_What the task requires_:
Retype the records below exactly as they stand, but with no images.

_Data about app and page elements_:
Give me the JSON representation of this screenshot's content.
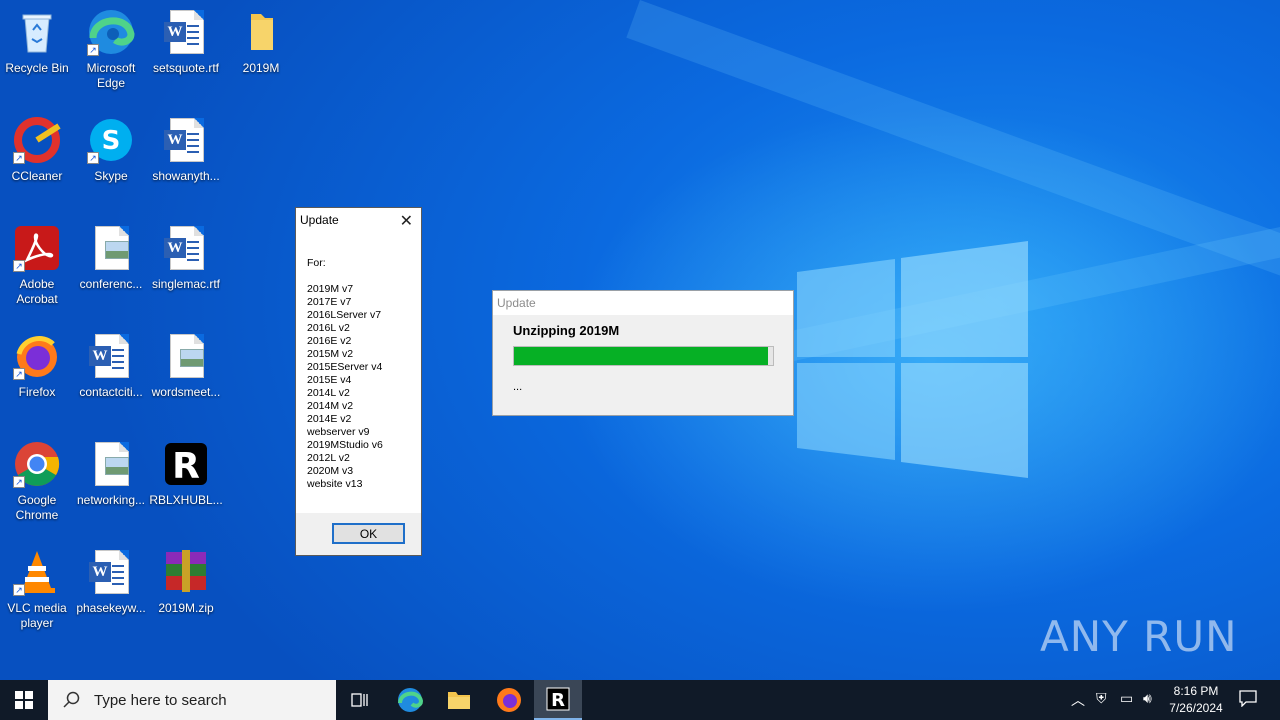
{
  "desktop": {
    "icons": [
      {
        "label": "Recycle Bin",
        "icon": "recycle-bin-icon"
      },
      {
        "label": "Microsoft Edge",
        "icon": "edge-icon"
      },
      {
        "label": "setsquote.rtf",
        "icon": "word-doc-icon"
      },
      {
        "label": "2019M",
        "icon": "folder-icon"
      },
      {
        "label": "CCleaner",
        "icon": "ccleaner-icon"
      },
      {
        "label": "Skype",
        "icon": "skype-icon"
      },
      {
        "label": "showanyth...",
        "icon": "word-doc-icon"
      },
      {
        "label": "Adobe Acrobat",
        "icon": "acrobat-icon"
      },
      {
        "label": "conferenc...",
        "icon": "image-file-icon"
      },
      {
        "label": "singlemac.rtf",
        "icon": "word-doc-icon"
      },
      {
        "label": "Firefox",
        "icon": "firefox-icon"
      },
      {
        "label": "contactciti...",
        "icon": "word-doc-icon"
      },
      {
        "label": "wordsmeet...",
        "icon": "image-file-icon"
      },
      {
        "label": "Google Chrome",
        "icon": "chrome-icon"
      },
      {
        "label": "networking...",
        "icon": "image-file-icon"
      },
      {
        "label": "RBLXHUBL...",
        "icon": "roblox-icon"
      },
      {
        "label": "VLC media player",
        "icon": "vlc-icon"
      },
      {
        "label": "phasekeyw...",
        "icon": "word-doc-icon"
      },
      {
        "label": "2019M.zip",
        "icon": "winrar-icon"
      }
    ]
  },
  "list_dialog": {
    "title": "Update",
    "for_label": "For:",
    "items": [
      "2019M v7",
      "2017E v7",
      "2016LServer v7",
      "2016L v2",
      "2016E v2",
      "2015M v2",
      "2015EServer v4",
      "2015E v4",
      "2014L v2",
      "2014M v2",
      "2014E v2",
      "webserver v9",
      "2019MStudio v6",
      "2012L v2",
      "2020M v3",
      "website v13"
    ],
    "ok_label": "OK"
  },
  "progress_dialog": {
    "title": "Update",
    "status": "Unzipping 2019M",
    "progress_fraction": 0.98,
    "detail": "..."
  },
  "watermark": "ANY RUN",
  "taskbar": {
    "search_placeholder": "Type here to search",
    "time": "8:16 PM",
    "date": "7/26/2024"
  },
  "colors": {
    "progress_green": "#06b025",
    "taskbar_bg": "#101a28",
    "desktop_blue": "#0b6ae0"
  }
}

_Response area_:
Give me the JSON representation of this screenshot's content.
{
  "desktop": {
    "icons": [
      {
        "label": "Recycle Bin",
        "icon": "recycle-bin-icon"
      },
      {
        "label": "Microsoft Edge",
        "icon": "edge-icon"
      },
      {
        "label": "setsquote.rtf",
        "icon": "word-doc-icon"
      },
      {
        "label": "2019M",
        "icon": "folder-icon"
      },
      {
        "label": "CCleaner",
        "icon": "ccleaner-icon"
      },
      {
        "label": "Skype",
        "icon": "skype-icon"
      },
      {
        "label": "showanyth...",
        "icon": "word-doc-icon"
      },
      {
        "label": "Adobe Acrobat",
        "icon": "acrobat-icon"
      },
      {
        "label": "conferenc...",
        "icon": "image-file-icon"
      },
      {
        "label": "singlemac.rtf",
        "icon": "word-doc-icon"
      },
      {
        "label": "Firefox",
        "icon": "firefox-icon"
      },
      {
        "label": "contactciti...",
        "icon": "word-doc-icon"
      },
      {
        "label": "wordsmeet...",
        "icon": "image-file-icon"
      },
      {
        "label": "Google Chrome",
        "icon": "chrome-icon"
      },
      {
        "label": "networking...",
        "icon": "image-file-icon"
      },
      {
        "label": "RBLXHUBL...",
        "icon": "roblox-icon"
      },
      {
        "label": "VLC media player",
        "icon": "vlc-icon"
      },
      {
        "label": "phasekeyw...",
        "icon": "word-doc-icon"
      },
      {
        "label": "2019M.zip",
        "icon": "winrar-icon"
      }
    ]
  },
  "list_dialog": {
    "title": "Update",
    "for_label": "For:",
    "items": [
      "2019M v7",
      "2017E v7",
      "2016LServer v7",
      "2016L v2",
      "2016E v2",
      "2015M v2",
      "2015EServer v4",
      "2015E v4",
      "2014L v2",
      "2014M v2",
      "2014E v2",
      "webserver v9",
      "2019MStudio v6",
      "2012L v2",
      "2020M v3",
      "website v13"
    ],
    "ok_label": "OK"
  },
  "progress_dialog": {
    "title": "Update",
    "status": "Unzipping 2019M",
    "progress_fraction": 0.98,
    "detail": "..."
  },
  "watermark": "ANY RUN",
  "taskbar": {
    "search_placeholder": "Type here to search",
    "time": "8:16 PM",
    "date": "7/26/2024"
  },
  "colors": {
    "progress_green": "#06b025",
    "taskbar_bg": "#101a28",
    "desktop_blue": "#0b6ae0"
  }
}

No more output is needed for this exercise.